__WORK TO BE COMPLETED__
Set down all of the records below exactly, please, omitting the images.

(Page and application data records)
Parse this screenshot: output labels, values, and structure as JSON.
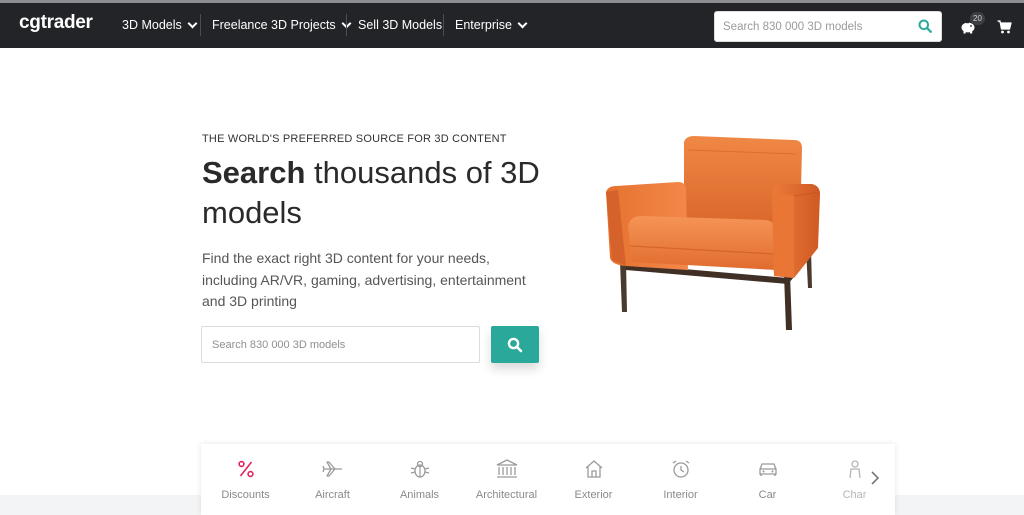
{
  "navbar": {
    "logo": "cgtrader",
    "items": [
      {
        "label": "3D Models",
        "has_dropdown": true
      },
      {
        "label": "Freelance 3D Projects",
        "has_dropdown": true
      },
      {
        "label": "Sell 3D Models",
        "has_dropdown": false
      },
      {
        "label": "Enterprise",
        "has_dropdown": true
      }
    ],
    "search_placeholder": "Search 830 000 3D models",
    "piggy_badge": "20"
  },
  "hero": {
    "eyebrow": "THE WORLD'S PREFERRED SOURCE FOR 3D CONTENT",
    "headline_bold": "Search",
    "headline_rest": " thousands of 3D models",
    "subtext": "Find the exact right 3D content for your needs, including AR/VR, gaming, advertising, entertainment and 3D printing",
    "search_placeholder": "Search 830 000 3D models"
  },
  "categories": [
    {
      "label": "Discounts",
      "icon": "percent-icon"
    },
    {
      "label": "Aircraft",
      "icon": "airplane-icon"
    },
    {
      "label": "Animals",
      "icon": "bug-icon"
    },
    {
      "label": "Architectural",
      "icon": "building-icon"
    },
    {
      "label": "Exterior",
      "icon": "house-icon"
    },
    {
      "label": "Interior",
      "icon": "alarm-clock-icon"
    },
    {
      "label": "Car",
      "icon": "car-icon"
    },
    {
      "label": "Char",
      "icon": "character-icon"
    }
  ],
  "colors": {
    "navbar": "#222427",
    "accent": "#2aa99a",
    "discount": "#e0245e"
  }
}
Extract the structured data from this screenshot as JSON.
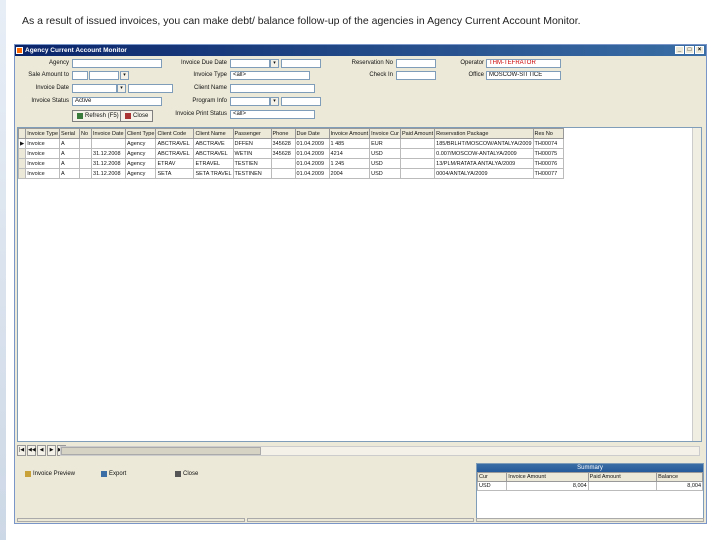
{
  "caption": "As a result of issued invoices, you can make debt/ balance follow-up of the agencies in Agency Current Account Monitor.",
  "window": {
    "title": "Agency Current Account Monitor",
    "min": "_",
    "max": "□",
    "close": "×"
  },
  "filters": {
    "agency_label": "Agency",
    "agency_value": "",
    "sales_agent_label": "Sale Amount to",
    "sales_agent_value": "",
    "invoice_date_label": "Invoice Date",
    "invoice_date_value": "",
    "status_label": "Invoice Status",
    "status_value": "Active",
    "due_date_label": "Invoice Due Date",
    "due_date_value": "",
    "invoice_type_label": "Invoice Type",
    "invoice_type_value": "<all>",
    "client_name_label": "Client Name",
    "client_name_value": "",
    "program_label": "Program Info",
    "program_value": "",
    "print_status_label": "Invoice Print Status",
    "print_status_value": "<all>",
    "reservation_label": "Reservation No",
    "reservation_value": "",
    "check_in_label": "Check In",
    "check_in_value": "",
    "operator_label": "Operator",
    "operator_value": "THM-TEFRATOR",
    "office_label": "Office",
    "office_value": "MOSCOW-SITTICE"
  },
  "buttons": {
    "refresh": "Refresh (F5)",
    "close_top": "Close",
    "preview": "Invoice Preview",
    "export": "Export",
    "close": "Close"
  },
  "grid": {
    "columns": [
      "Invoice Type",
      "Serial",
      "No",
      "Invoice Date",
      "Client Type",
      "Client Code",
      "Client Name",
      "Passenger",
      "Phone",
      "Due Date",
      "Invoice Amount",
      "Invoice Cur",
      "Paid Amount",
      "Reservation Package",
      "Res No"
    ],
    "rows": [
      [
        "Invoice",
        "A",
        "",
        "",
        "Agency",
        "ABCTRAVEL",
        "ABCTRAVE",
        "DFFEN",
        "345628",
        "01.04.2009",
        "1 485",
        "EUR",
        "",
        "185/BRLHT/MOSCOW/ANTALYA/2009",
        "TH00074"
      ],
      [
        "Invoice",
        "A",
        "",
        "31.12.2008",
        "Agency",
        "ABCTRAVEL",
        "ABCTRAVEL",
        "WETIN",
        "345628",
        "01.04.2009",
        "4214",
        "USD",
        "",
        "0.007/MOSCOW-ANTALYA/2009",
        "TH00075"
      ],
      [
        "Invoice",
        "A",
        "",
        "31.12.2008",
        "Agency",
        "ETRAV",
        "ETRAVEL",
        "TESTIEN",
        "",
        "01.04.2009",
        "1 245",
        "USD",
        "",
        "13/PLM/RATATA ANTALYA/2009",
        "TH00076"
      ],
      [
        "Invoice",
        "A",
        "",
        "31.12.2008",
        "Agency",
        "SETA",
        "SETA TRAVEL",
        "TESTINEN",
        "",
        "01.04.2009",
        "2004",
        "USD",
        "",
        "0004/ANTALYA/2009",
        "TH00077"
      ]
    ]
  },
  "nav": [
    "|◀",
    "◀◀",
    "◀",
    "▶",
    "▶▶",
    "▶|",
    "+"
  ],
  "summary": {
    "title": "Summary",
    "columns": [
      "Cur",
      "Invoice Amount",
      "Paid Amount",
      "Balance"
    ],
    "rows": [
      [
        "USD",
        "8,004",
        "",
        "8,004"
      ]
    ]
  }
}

__SOLUTION TO THIS EXERCISE__
Parse this screenshot: output labels, values, and structure as JSON.
{
  "navbar": {
    "logo": "cgtrader",
    "items": [
      {
        "label": "3D Models",
        "has_dropdown": true
      },
      {
        "label": "Freelance 3D Projects",
        "has_dropdown": true
      },
      {
        "label": "Sell 3D Models",
        "has_dropdown": false
      },
      {
        "label": "Enterprise",
        "has_dropdown": true
      }
    ],
    "search_placeholder": "Search 830 000 3D models",
    "piggy_badge": "20"
  },
  "hero": {
    "eyebrow": "THE WORLD'S PREFERRED SOURCE FOR 3D CONTENT",
    "headline_bold": "Search",
    "headline_rest": " thousands of 3D models",
    "subtext": "Find the exact right 3D content for your needs, including AR/VR, gaming, advertising, entertainment and 3D printing",
    "search_placeholder": "Search 830 000 3D models"
  },
  "categories": [
    {
      "label": "Discounts",
      "icon": "percent-icon"
    },
    {
      "label": "Aircraft",
      "icon": "airplane-icon"
    },
    {
      "label": "Animals",
      "icon": "bug-icon"
    },
    {
      "label": "Architectural",
      "icon": "building-icon"
    },
    {
      "label": "Exterior",
      "icon": "house-icon"
    },
    {
      "label": "Interior",
      "icon": "alarm-clock-icon"
    },
    {
      "label": "Car",
      "icon": "car-icon"
    },
    {
      "label": "Char",
      "icon": "character-icon"
    }
  ],
  "colors": {
    "navbar": "#222427",
    "accent": "#2aa99a",
    "discount": "#e0245e"
  }
}
Extract the structured data from this screenshot as JSON.
{
  "caption": "As a result of issued invoices, you can make debt/ balance follow-up of the agencies in Agency Current Account Monitor.",
  "window": {
    "title": "Agency Current Account Monitor",
    "min": "_",
    "max": "□",
    "close": "×"
  },
  "filters": {
    "agency_label": "Agency",
    "agency_value": "",
    "sales_agent_label": "Sale Amount to",
    "sales_agent_value": "",
    "invoice_date_label": "Invoice Date",
    "invoice_date_value": "",
    "status_label": "Invoice Status",
    "status_value": "Active",
    "due_date_label": "Invoice Due Date",
    "due_date_value": "",
    "invoice_type_label": "Invoice Type",
    "invoice_type_value": "<all>",
    "client_name_label": "Client Name",
    "client_name_value": "",
    "program_label": "Program Info",
    "program_value": "",
    "print_status_label": "Invoice Print Status",
    "print_status_value": "<all>",
    "reservation_label": "Reservation No",
    "reservation_value": "",
    "check_in_label": "Check In",
    "check_in_value": "",
    "operator_label": "Operator",
    "operator_value": "THM-TEFRATOR",
    "office_label": "Office",
    "office_value": "MOSCOW-SITTICE"
  },
  "buttons": {
    "refresh": "Refresh (F5)",
    "close_top": "Close",
    "preview": "Invoice Preview",
    "export": "Export",
    "close": "Close"
  },
  "grid": {
    "columns": [
      "Invoice Type",
      "Serial",
      "No",
      "Invoice Date",
      "Client Type",
      "Client Code",
      "Client Name",
      "Passenger",
      "Phone",
      "Due Date",
      "Invoice Amount",
      "Invoice Cur",
      "Paid Amount",
      "Reservation Package",
      "Res No"
    ],
    "rows": [
      [
        "Invoice",
        "A",
        "",
        "",
        "Agency",
        "ABCTRAVEL",
        "ABCTRAVE",
        "DFFEN",
        "345628",
        "01.04.2009",
        "1 485",
        "EUR",
        "",
        "185/BRLHT/MOSCOW/ANTALYA/2009",
        "TH00074"
      ],
      [
        "Invoice",
        "A",
        "",
        "31.12.2008",
        "Agency",
        "ABCTRAVEL",
        "ABCTRAVEL",
        "WETIN",
        "345628",
        "01.04.2009",
        "4214",
        "USD",
        "",
        "0.007/MOSCOW-ANTALYA/2009",
        "TH00075"
      ],
      [
        "Invoice",
        "A",
        "",
        "31.12.2008",
        "Agency",
        "ETRAV",
        "ETRAVEL",
        "TESTIEN",
        "",
        "01.04.2009",
        "1 245",
        "USD",
        "",
        "13/PLM/RATATA ANTALYA/2009",
        "TH00076"
      ],
      [
        "Invoice",
        "A",
        "",
        "31.12.2008",
        "Agency",
        "SETA",
        "SETA TRAVEL",
        "TESTINEN",
        "",
        "01.04.2009",
        "2004",
        "USD",
        "",
        "0004/ANTALYA/2009",
        "TH00077"
      ]
    ]
  },
  "nav": [
    "|◀",
    "◀◀",
    "◀",
    "▶",
    "▶▶",
    "▶|",
    "+"
  ],
  "summary": {
    "title": "Summary",
    "columns": [
      "Cur",
      "Invoice Amount",
      "Paid Amount",
      "Balance"
    ],
    "rows": [
      [
        "USD",
        "8,004",
        "",
        "8,004"
      ]
    ]
  }
}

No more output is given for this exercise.